“Gas Price Clarity” (SB651: Sen. Kagan)– Since over 90% of us purchase gas using credit or debit cards, the current law that allows stations to post just the cash price is completely misleading. The difference can range from 5 to 25 cents per gallon. I worked with legislative allies across the State to end this “bait & switch” practice. After too many years of opposing my common sense legislation, fuel industry lobbyists finally testified in support of this bill when they became worried about a “patchwork quilt” of conflicting laws. Beginning October 1, gas stations will display either the highest price OR both the credit/debit and cash prices prominently. Passed!

 “Electricity and Gas Consumer Protection” (SB1: Sen. Augustine)– 370,000 Maryland families paid $178 million more than necessary on energy costs in 2022. Among other things, this hotly-debated legislation will prohibit deceptive marketing tactics by some energy suppliers. Passed!

Ticket Sales” (SB539: Sen. Gile)– Too often, third-party ticket sellers scam consumers with predatory practices. This legislation will require advertisements to include all fees and taxes. Passed!

“Self-Administered Rape Kits” (HB1047: Del. Bartlett)– At-home rape kits gives sexual assault survivors false assurance— but no treatment for pregnancy or sexually transmitted diseases. Because these kits are not admissible as evidence in court, rapists will not be convicted. Banning them became surprisingly controversial in the final days of session. Many of the women Senators insisted on a strong, un-amended law against such an exploitative for-profit company. Passed!

Supporting Gaithersburg & Rockville

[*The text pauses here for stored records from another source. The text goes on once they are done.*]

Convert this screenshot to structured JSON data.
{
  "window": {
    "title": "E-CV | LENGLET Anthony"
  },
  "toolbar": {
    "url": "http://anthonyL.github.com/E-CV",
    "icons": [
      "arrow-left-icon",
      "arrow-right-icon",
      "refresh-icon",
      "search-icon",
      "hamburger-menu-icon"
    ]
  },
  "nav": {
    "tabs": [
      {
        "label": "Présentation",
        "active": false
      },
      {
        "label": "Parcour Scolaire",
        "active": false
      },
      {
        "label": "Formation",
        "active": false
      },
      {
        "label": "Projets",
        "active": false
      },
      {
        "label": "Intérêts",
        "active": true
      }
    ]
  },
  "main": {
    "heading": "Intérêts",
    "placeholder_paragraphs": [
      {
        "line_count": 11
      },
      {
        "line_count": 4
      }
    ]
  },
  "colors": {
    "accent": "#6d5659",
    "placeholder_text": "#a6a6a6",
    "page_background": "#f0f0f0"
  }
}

Sen. Craig Zucker, Chair of the Capital Budget Subcommittee, worked closely with the entire Montgomery County Delegation to secure over $80 million for local priorities. I collaborated with Delegates Palakovich Carr, Vogel, and Spiegel to bring home funding for worthy projects in Gaithersburg and Rockville:

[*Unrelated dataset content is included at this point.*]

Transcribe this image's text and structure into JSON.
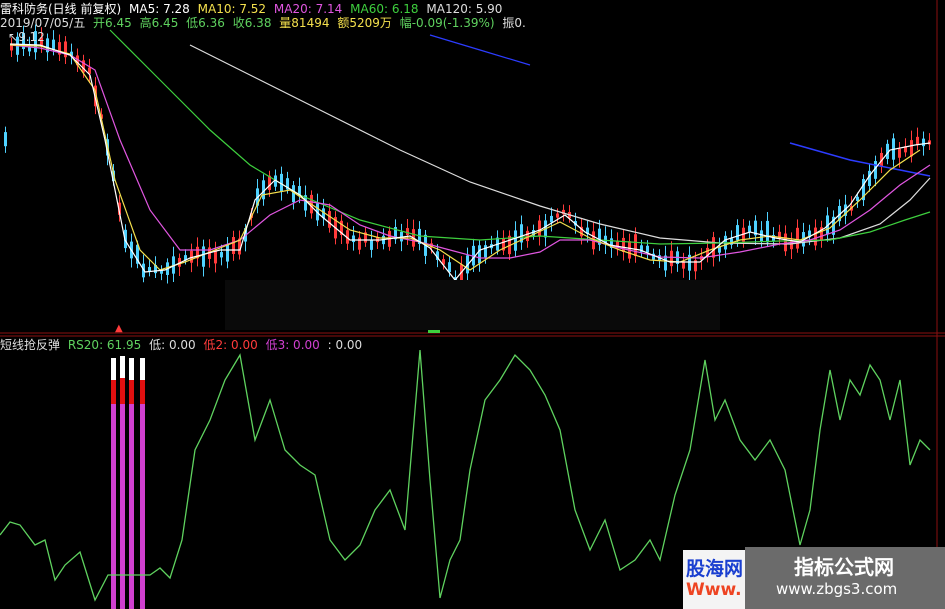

  • Upgrading the mechanical systems at Gaithersburg Middle School;
  • Renovating the Montgomery College Rockville campus library;
  • Constructing a new Montgomery County Detention Center;
  • Replacing the Bohrer Park gym floor;
  • Improving EveryMind’s Rockville headquarters;
  • Upgrading David Scull Park;
  • Enhancing Rockville’s water system;
  • Updating the playground at Gaithersburg Elementary School;
  • Replacing the roof at Rockville’s Meadow Hall Elementary School; and
  • Building the new Crown High School in Gaithersburg.

Will You Attend these Upcoming Events?

There’s always lots to do in Gaithersburg and Rockville. Check out these highlights; I hope to see you there!

Senatorial Scholarships

I am always inspired by the talented students who apply for my Senatorial Scholarships. The deadline for Fall Semester applications is April 30 at 5pm. We are seeking undergraduate and graduate students who are passionate about their education as well as our community. Financial need is also a consideration. Don’t wait until the last minute– members of my volunteer Senatorial Scholarship Selection Committee consider the thoughtfulness of the application essays. For more information and to apply, please visit www.CherylKagan.org.

Keeping Up with Kagan!

I am honored to represent the people of Gaithersburg and Rockville and I hope to see you soon in the community! In the meantime, please follow me on Facebook (@CherylCKagan), Twitter (@CherylKagan), and Instagram (@CherylCKagan) for photos and posts. My website has a new portal for casework you will find helpful if you’re hitting roadblocks with our State government. Subscribe to my YouTube Channel to be notified of new episodes of “Kibbitzing with Kagan.” And, you can always send questions or comments to me via email.



Cheryl C. Kagan
State Senator
District 17 (Gaithersburg & Rockville)
Vice Chair, Education, Energy, Environment (& Elections!) Committee 

PS: Tuesday, May 14 is Primary Day in Maryland. Whether you choose to vote by mail, via Early Voting, or in-person on Election Day, I urge you to cast a ballot and make your voice heard!